by Tolu Orekoya
Nigeria might have its first Nuclear Power Plant (NPP) up and running 7 years from now, according to an article published in The Guardian today.
If the deal goes through, Russian Nuclear energy company RosAtom, according to its director Sergei Kiriyenko, will be building the nuclear plant with a look to 2019 as its start date, producing 1000 MW of energy, ramping up to 4000 MW by 2030.
According to World Nuclear News:
Rosatom chief Sergei Kiriyenko signed a memorandum of understanding with the chairman of the Nigerian Atomic Energy Commission, Franklin Erepamo Osaisai.

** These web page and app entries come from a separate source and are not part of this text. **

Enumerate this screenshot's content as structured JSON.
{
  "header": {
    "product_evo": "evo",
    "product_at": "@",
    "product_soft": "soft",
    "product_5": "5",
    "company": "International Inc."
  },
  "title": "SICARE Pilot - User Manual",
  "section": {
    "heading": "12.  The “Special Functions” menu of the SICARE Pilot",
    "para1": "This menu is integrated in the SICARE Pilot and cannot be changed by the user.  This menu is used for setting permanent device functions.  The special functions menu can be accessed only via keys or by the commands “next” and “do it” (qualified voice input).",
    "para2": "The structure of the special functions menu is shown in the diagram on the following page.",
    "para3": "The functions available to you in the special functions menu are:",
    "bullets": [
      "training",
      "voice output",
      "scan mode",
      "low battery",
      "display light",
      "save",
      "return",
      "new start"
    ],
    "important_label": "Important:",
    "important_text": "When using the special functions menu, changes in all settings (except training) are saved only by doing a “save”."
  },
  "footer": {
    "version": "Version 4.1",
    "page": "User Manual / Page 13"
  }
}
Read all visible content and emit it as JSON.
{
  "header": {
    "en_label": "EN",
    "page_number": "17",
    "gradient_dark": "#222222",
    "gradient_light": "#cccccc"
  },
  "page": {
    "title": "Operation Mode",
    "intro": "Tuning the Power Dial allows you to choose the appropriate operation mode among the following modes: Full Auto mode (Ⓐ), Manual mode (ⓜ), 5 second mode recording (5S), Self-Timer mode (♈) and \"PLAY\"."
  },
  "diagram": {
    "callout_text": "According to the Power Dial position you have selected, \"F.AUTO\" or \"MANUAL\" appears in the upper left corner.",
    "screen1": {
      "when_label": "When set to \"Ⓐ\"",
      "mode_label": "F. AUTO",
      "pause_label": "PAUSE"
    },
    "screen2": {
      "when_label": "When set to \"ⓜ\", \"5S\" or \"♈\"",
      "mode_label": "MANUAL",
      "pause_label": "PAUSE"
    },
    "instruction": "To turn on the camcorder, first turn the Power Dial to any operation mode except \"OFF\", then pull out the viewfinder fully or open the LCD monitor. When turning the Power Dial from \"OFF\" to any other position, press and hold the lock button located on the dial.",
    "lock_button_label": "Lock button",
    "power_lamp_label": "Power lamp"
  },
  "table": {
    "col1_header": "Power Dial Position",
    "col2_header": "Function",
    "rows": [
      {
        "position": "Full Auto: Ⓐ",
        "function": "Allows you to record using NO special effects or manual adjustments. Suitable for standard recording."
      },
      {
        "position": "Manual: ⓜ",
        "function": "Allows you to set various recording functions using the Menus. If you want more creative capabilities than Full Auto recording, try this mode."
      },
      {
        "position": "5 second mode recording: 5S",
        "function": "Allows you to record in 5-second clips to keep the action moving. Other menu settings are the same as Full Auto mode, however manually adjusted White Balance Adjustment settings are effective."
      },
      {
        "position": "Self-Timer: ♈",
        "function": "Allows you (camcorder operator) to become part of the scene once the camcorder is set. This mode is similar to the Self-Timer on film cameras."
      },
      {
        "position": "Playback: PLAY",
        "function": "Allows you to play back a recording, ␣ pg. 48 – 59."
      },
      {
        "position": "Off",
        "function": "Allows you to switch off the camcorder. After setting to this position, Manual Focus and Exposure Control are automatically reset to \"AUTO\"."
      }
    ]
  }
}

Its terms will see the two countries “prepare a comprehensive program of building nuclear power plants in Nigeria,” including the development of infrastructure and a framework and system of regulation for nuclear and radiation safety.
The deal could be worth $4.5 billion (N697 billion) to the Russian firm, and has been in the works for some time. Of the 10 new power stations built worldwide last year, three were built with Russian technology, according to Kiriyenko.
While nuclear accidents have reduced greatly in the past few decades, horrific old accidents like Chernobyl in Ukraine, and most recently the Japanese Fukushima disaster have made people wary of nuclear power. In countries like the UK and France there have been agitations to move away from the energy source.
Nigeria’s checkered political history and stability have also been called into question. With fears of Boko Haram attacks, spreading to more vulnerable facilities. However the FG assured that it was capable of keeping the facilities safe.
This deal is part of a move by the Federal Government to kickstart large scale energy projects aimed at ramping up the country’s power output in the next few years.
Siemens, General Electric, Daewoo have all signed (or will sign if all goes well next week, in the case of Daewoo) Memorandums of Understanding (MoUs) to help build powerstations in the country.